Marianne Csaky (°1959, HU) lives in Brussels since 2011.
In 2018 she founded the artist-run showroom Streetview Anderlecht where she supports and invites young artists to exhibit their works. She works in various media, including sculpture, photography, video, and is curious about the appearance of historical and personal memory in the future.
Within her ongoing project The Other Planet, Marianne Csaky is asking herself how the following generations will remember mankind – maybe already on another planet – and what kind of historical and personal memories will last in the future.
Inventories of losses, or narratives of a victorious survival? During the months of the Covid lockdown, she watched hundreds of hours of archive footage and thousands of documentary photographs of events, news, and stories of the 20th and 21st centuries. It is hardly surprising that most of the news was about wars, custody, and escape.
How will all this be remembered in a world from where the Earth’s history can be observed not solely from the point of view of humans but also of all living creatures, animals, plants, and even of rocks and the entire ecosystem? Will this inherit humankind's traumas, the consequences of everything being done, still carrying it when the concrete faces and figures have long faded away and turned into silhouettes? Or will only the codes be passed on?

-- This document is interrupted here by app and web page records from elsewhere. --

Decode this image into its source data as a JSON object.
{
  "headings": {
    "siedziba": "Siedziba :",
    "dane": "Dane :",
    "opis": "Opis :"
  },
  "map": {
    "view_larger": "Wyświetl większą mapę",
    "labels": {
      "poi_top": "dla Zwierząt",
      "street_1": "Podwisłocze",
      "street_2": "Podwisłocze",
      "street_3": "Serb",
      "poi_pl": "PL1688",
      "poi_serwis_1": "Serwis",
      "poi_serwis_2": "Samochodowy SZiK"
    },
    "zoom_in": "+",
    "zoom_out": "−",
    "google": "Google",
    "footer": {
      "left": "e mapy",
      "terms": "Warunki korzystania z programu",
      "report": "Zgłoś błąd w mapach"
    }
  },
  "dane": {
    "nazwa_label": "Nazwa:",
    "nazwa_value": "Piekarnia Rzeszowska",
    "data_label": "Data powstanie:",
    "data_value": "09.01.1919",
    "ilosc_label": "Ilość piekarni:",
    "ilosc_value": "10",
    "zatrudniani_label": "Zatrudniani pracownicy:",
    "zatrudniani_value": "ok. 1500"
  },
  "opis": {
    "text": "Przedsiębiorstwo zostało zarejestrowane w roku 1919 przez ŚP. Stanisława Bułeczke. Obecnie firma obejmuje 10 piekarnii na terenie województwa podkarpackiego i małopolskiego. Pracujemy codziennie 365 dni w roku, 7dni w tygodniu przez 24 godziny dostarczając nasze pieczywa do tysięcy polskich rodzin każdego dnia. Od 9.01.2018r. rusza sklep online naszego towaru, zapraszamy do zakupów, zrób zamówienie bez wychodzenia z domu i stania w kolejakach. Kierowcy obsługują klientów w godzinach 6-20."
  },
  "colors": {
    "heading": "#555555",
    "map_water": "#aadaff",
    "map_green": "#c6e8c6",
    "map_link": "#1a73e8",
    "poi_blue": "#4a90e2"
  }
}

The project is composed of various groups of works. In the first series of works, she combines digital photo montages of archive and contemporary news footage and press photos with charcoal drawings. In the drawings, the animals participate in, suffer, or observe the events documented in the montages.
The second group of works is based on photos she took at the Belgian coast of the North Sea, where in late September at sunset the world of another planet with its alien atmospheric conditions emerges from the lights. Each photo shows a major event in the 20th and 21st centuries in the form of embroidered black silk appliques.
The third group of photo and video works has emerged from fragments of personal histories, fading, resurfacing, and then rewritten. The gestures of the human bodies and the way they arrange themselves in groups preserve and reflect the code that animates them.
Marianne Csaky is supported by the Sofam.